(Interface dataset entries)
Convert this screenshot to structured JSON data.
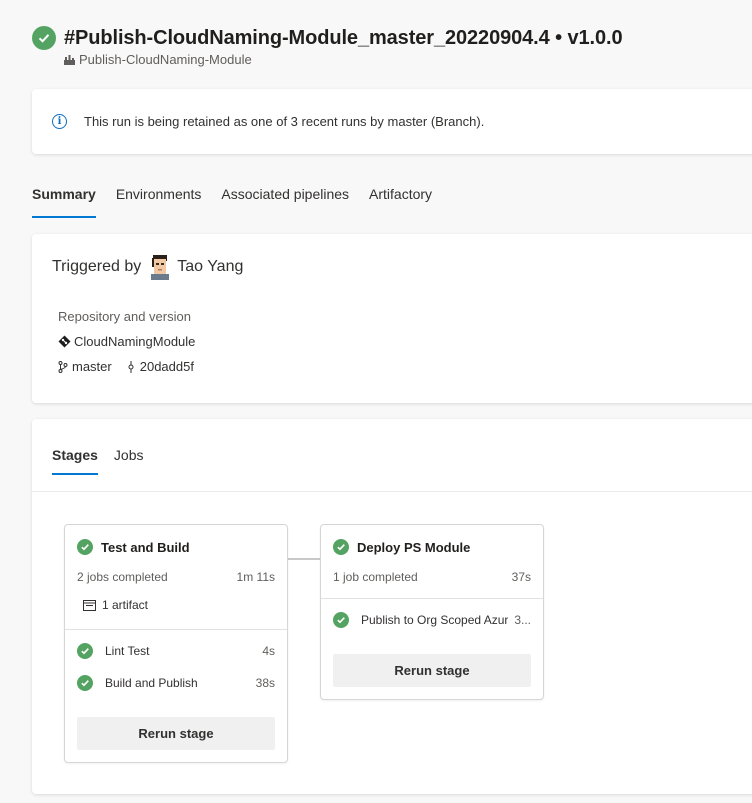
{
  "header": {
    "title": "#Publish-CloudNaming-Module_master_20220904.4 • v1.0.0",
    "pipeline_name": "Publish-CloudNaming-Module",
    "status": "succeeded"
  },
  "banner": {
    "text": "This run is being retained as one of 3 recent runs by master (Branch).",
    "icon": "info-icon"
  },
  "tabs": [
    {
      "label": "Summary",
      "active": true
    },
    {
      "label": "Environments",
      "active": false
    },
    {
      "label": "Associated pipelines",
      "active": false
    },
    {
      "label": "Artifactory",
      "active": false
    }
  ],
  "summary": {
    "triggered_label": "Triggered by",
    "triggered_user": "Tao Yang",
    "repo_label": "Repository and version",
    "repo_name": "CloudNamingModule",
    "branch": "master",
    "commit": "20dadd5f"
  },
  "stages_view": {
    "tabs": [
      {
        "label": "Stages",
        "active": true
      },
      {
        "label": "Jobs",
        "active": false
      }
    ],
    "stages": [
      {
        "name": "Test and Build",
        "jobs_completed": "2 jobs completed",
        "duration": "1m 11s",
        "artifact": "1 artifact",
        "jobs": [
          {
            "name": "Lint Test",
            "time": "4s"
          },
          {
            "name": "Build and Publish",
            "time": "38s"
          }
        ],
        "rerun_label": "Rerun stage"
      },
      {
        "name": "Deploy PS Module",
        "jobs_completed": "1 job completed",
        "duration": "37s",
        "jobs": [
          {
            "name": "Publish to Org Scoped Azur...",
            "time": "3..."
          }
        ],
        "rerun_label": "Rerun stage"
      }
    ]
  },
  "colors": {
    "success": "#55a362",
    "accent": "#0078d4"
  }
}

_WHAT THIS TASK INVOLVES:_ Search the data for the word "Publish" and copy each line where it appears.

_RESULT:_
    "title": "#Publish-CloudNaming-Module_master_20220904.4 • v1.0.0",
    "pipeline_name": "Publish-CloudNaming-Module",
            "name": "Build and Publish",
            "name": "Publish to Org Scoped Azur...",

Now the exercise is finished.